Sand and lss (a fine earthy deposit) had accumulated above it to a thickness of seventy feet.
According to Penck and Brckner, therefore, the lss is of interglacial age.
In effect, the type of Solutr is assigned to the newer (jngerer) lss deposits.
The lss is intimately associated with accumulations, the glacial and fluvio-glacial origin of which cannot be doubted.
Here we have a sheet of lss which bears no apparent relation to the valley-systems of the region in which it occurs.
I think it helps us better to explain the well-known fact that land-shells are more or less commonly distributed through the lss.
There are different kinds of lss or lss-like deposits, however, and all need not have been formed in the same way.
There can be little doubt, however, that lss does not belong to any one particular horizon.
And it is quite possible that the upper portion of much of the lss of the lower-grounds may have been re-worked in the same way.
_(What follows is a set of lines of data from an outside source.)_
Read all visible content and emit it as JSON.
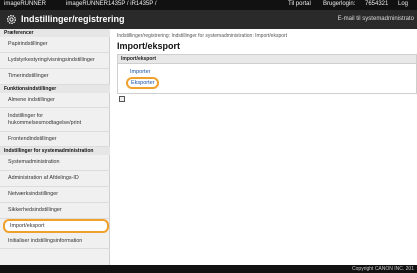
{
  "topbar": {
    "device_name": "imageRUNNER",
    "model": "imageRUNNER1435P / iR1435P /",
    "portal": "Til portal",
    "login_label": "Brugerlogin:",
    "user_id": "7654321",
    "logout": "Log"
  },
  "header": {
    "title": "Indstillinger/registrering",
    "email": "E-mail til systemadministrato"
  },
  "sidebar": {
    "sections": [
      "Præferencer",
      "Funktionsindstillinger",
      "Indstillinger for systemadministration"
    ],
    "items": [
      "Papirindstillinger",
      "Lydstyrkestyring/visningsindstillinger",
      "Timerindstillinger",
      "Almene indstillinger",
      "Indstillinger for",
      "hukommelsesmodtagelse/print",
      "Frontendindstillinger",
      "Systemadministration",
      "Administration af Afdelings-ID",
      "Netværksindstillinger",
      "Sikkerhedsindstillinger",
      "Import/eksport",
      "Initialiser indstillingsinformation"
    ]
  },
  "main": {
    "breadcrumb": "Indstillinger/registrering: Indstillinger for systemadministration: Import/eksport",
    "title": "Import/eksport",
    "panel_header": "Import/eksport",
    "import_link": "Importer",
    "export_link": "Eksporter"
  },
  "footer": {
    "copyright": "Copyright CANON INC. 201"
  },
  "colors": {
    "highlight": "#f0a02c",
    "link": "#1a52a8",
    "header_bg": "#2a2a2a"
  }
}
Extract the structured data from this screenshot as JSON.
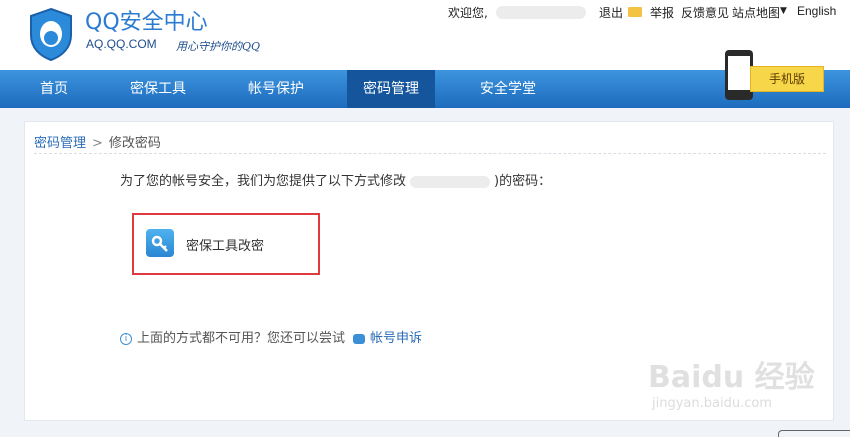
{
  "header": {
    "title": "QQ安全中心",
    "domain": "AQ.QQ.COM",
    "slogan": "用心守护你的QQ"
  },
  "toplinks": {
    "welcome": "欢迎您,",
    "logout": "退出",
    "report": "举报",
    "feedback": "反馈意见",
    "sitemap": "站点地图",
    "english": "English"
  },
  "nav": {
    "items": [
      {
        "label": "首页"
      },
      {
        "label": "密保工具"
      },
      {
        "label": "帐号保护"
      },
      {
        "label": "密码管理"
      },
      {
        "label": "安全学堂"
      }
    ],
    "active_index": 3,
    "mobile_label": "手机版"
  },
  "breadcrumb": {
    "parent": "密码管理",
    "separator": ">",
    "current": "修改密码"
  },
  "content": {
    "intro_before": "为了您的帐号安全，我们为您提供了以下方式修改",
    "intro_after": ")的密码：",
    "option_label": "密保工具改密",
    "help_text": "上面的方式都不可用？您还可以尝试",
    "appeal_link": "帐号申诉"
  },
  "watermark": {
    "brand": "Baidu 经验",
    "url": "jingyan.baidu.com"
  },
  "colors": {
    "accent_blue": "#2b7bd3",
    "nav_active": "#14559c",
    "highlight_red": "#e0393e"
  }
}
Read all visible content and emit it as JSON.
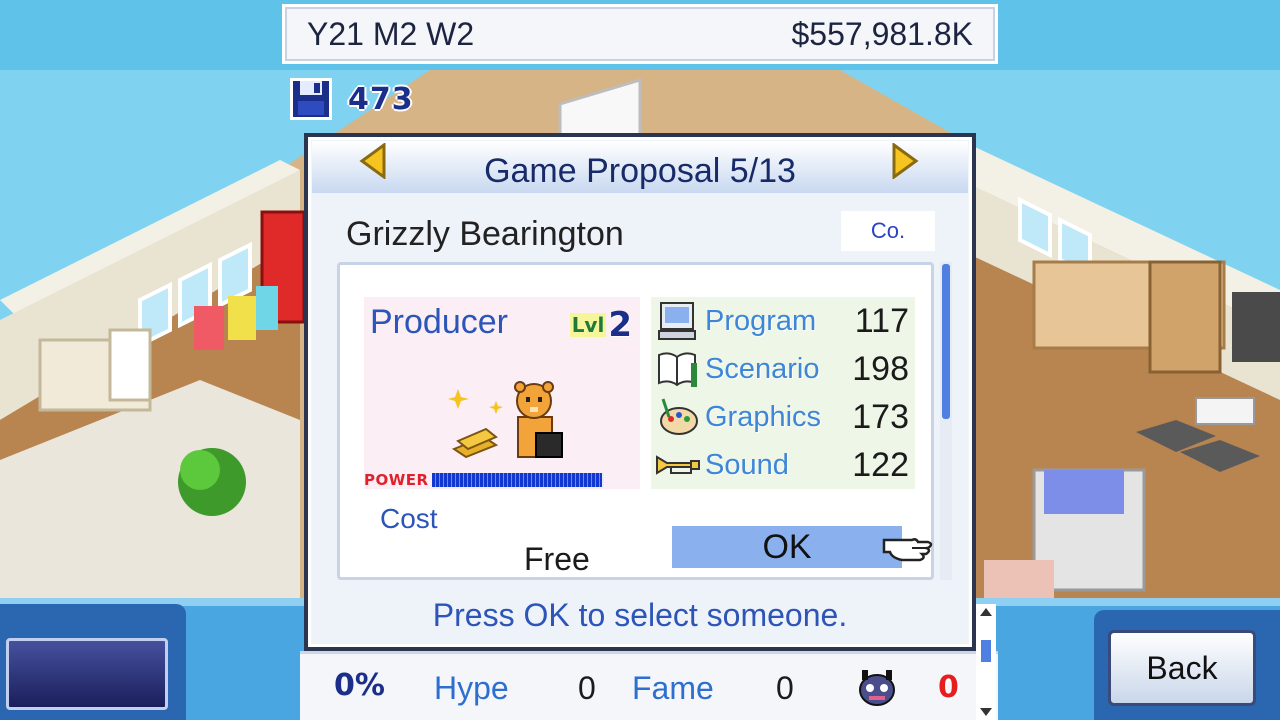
{
  "header": {
    "date": "Y21 M2 W2",
    "money": "$557,981.8K"
  },
  "saves": {
    "count": "473",
    "icon": "floppy-disk-icon"
  },
  "dialog": {
    "title": "Game Proposal 5/13",
    "prev_icon": "arrow-left-icon",
    "next_icon": "arrow-right-icon",
    "candidate_name": "Grizzly Bearington",
    "company_badge": "Co.",
    "role": "Producer",
    "level_tag": "Lvl",
    "level": "2",
    "power_label": "POWER",
    "power_fraction": 0.99,
    "stats": [
      {
        "label": "Program",
        "value": "117",
        "icon": "computer-icon"
      },
      {
        "label": "Scenario",
        "value": "198",
        "icon": "book-icon"
      },
      {
        "label": "Graphics",
        "value": "173",
        "icon": "palette-icon"
      },
      {
        "label": "Sound",
        "value": "122",
        "icon": "trumpet-icon"
      }
    ],
    "cost_label": "Cost",
    "cost_value": "Free",
    "ok_label": "OK",
    "hint": "Press OK to select someone."
  },
  "bottom": {
    "percent": "0%",
    "hype_label": "Hype",
    "hype_value": "0",
    "fame_label": "Fame",
    "fame_value": "0",
    "alert_count": "0",
    "back_label": "Back"
  },
  "colors": {
    "accent_blue": "#2d55b8",
    "panel_bg": "#eef2f9",
    "ok_button": "#8ab0ee",
    "alert_red": "#e81e1e"
  }
}
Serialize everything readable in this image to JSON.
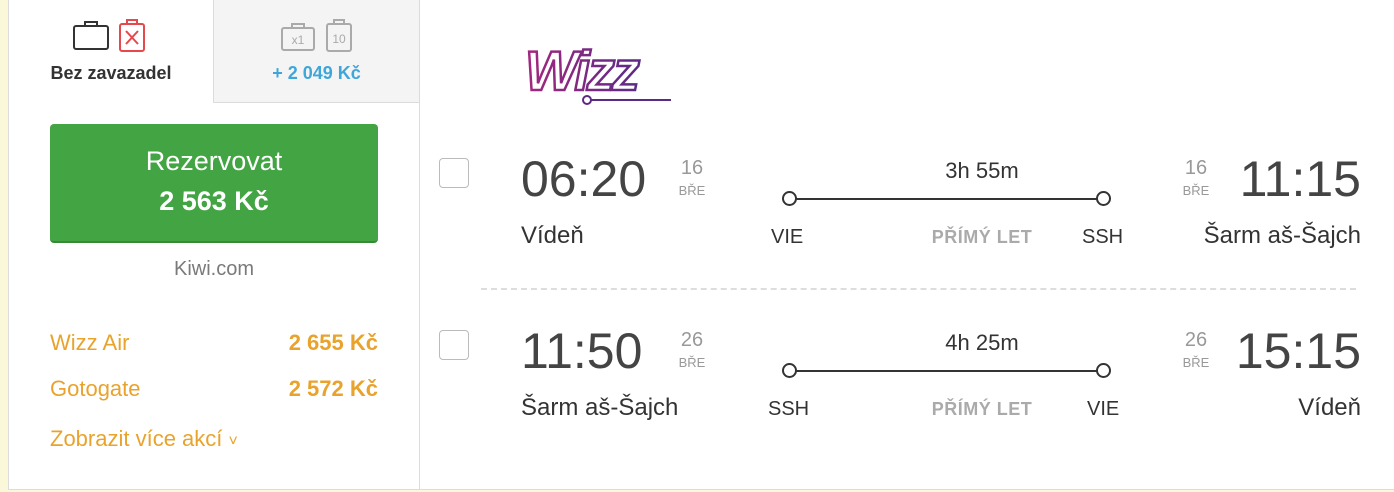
{
  "fare_tabs": [
    {
      "label": "Bez zavazadel"
    },
    {
      "price": "+ 2 049 Kč",
      "cabin_count": "x1",
      "checked_kg": "10"
    }
  ],
  "booking": {
    "button_title": "Rezervovat",
    "button_price": "2 563 Kč",
    "provider": "Kiwi.com"
  },
  "other_offers": [
    {
      "name": "Wizz Air",
      "price": "2 655 Kč"
    },
    {
      "name": "Gotogate",
      "price": "2 572 Kč"
    }
  ],
  "more_offers": "Zobrazit více akcí",
  "more_chevron": "˅",
  "airline_logo_text": "Wizz",
  "segments": [
    {
      "dep_time": "06:20",
      "dep_day": "16",
      "dep_month": "BŘE",
      "dep_city": "Vídeň",
      "dep_iata": "VIE",
      "duration": "3h 55m",
      "direct": "PŘÍMÝ LET",
      "arr_iata": "SSH",
      "arr_day": "16",
      "arr_month": "BŘE",
      "arr_time": "11:15",
      "arr_city": "Šarm aš-Šajch"
    },
    {
      "dep_time": "11:50",
      "dep_day": "26",
      "dep_month": "BŘE",
      "dep_city": "Šarm aš-Šajch",
      "dep_iata": "SSH",
      "duration": "4h 25m",
      "direct": "PŘÍMÝ LET",
      "arr_iata": "VIE",
      "arr_day": "26",
      "arr_month": "BŘE",
      "arr_time": "15:15",
      "arr_city": "Vídeň"
    }
  ],
  "colors": {
    "book_green": "#43a443",
    "offer_orange": "#e9a32c",
    "bag_price_blue": "#3fa6d9",
    "no_bag_red": "#e5484d",
    "logo_purple": "#8a2a8c"
  }
}
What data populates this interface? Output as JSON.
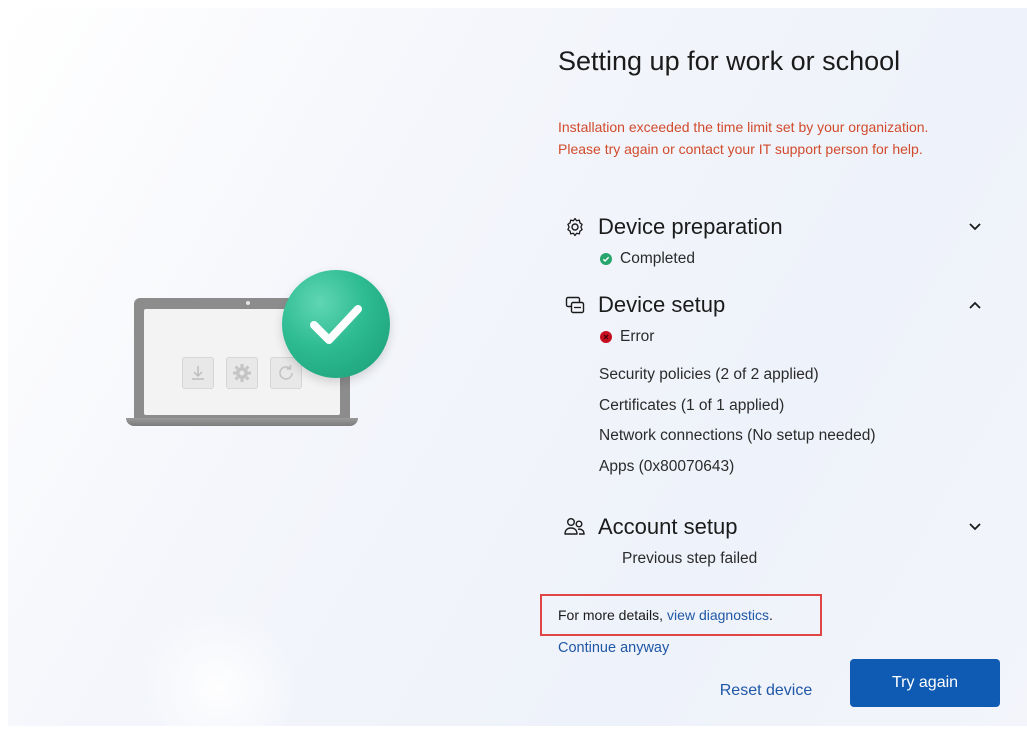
{
  "page": {
    "title": "Setting up for work or school",
    "error_message_line1": "Installation exceeded the time limit set by your organization.",
    "error_message_line2": "Please try again or contact your IT support person for help."
  },
  "sections": [
    {
      "title": "Device preparation",
      "status": "Completed",
      "status_type": "success",
      "icon": "gear-icon",
      "expanded": false
    },
    {
      "title": "Device setup",
      "status": "Error",
      "status_type": "error",
      "icon": "device-setup-icon",
      "expanded": true,
      "substeps": [
        "Security policies (2 of 2 applied)",
        "Certificates (1 of 1 applied)",
        "Network connections (No setup needed)",
        "Apps (0x80070643)"
      ]
    },
    {
      "title": "Account setup",
      "status": "Previous step failed",
      "status_type": "none",
      "icon": "people-icon",
      "expanded": false
    }
  ],
  "details": {
    "prefix": "For more details, ",
    "link": "view diagnostics",
    "suffix": "."
  },
  "actions": {
    "continue_label": "Continue anyway",
    "reset_label": "Reset device",
    "try_again_label": "Try again"
  },
  "colors": {
    "error_text": "#d14b2c",
    "link": "#1f57a6",
    "primary_button": "#0f5ab3",
    "success_badge": "#2dbb91",
    "highlight_box": "#e04545"
  }
}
All that we know of the lss and its fossils compels us to include this accumulation as a product of the Pleistocene period.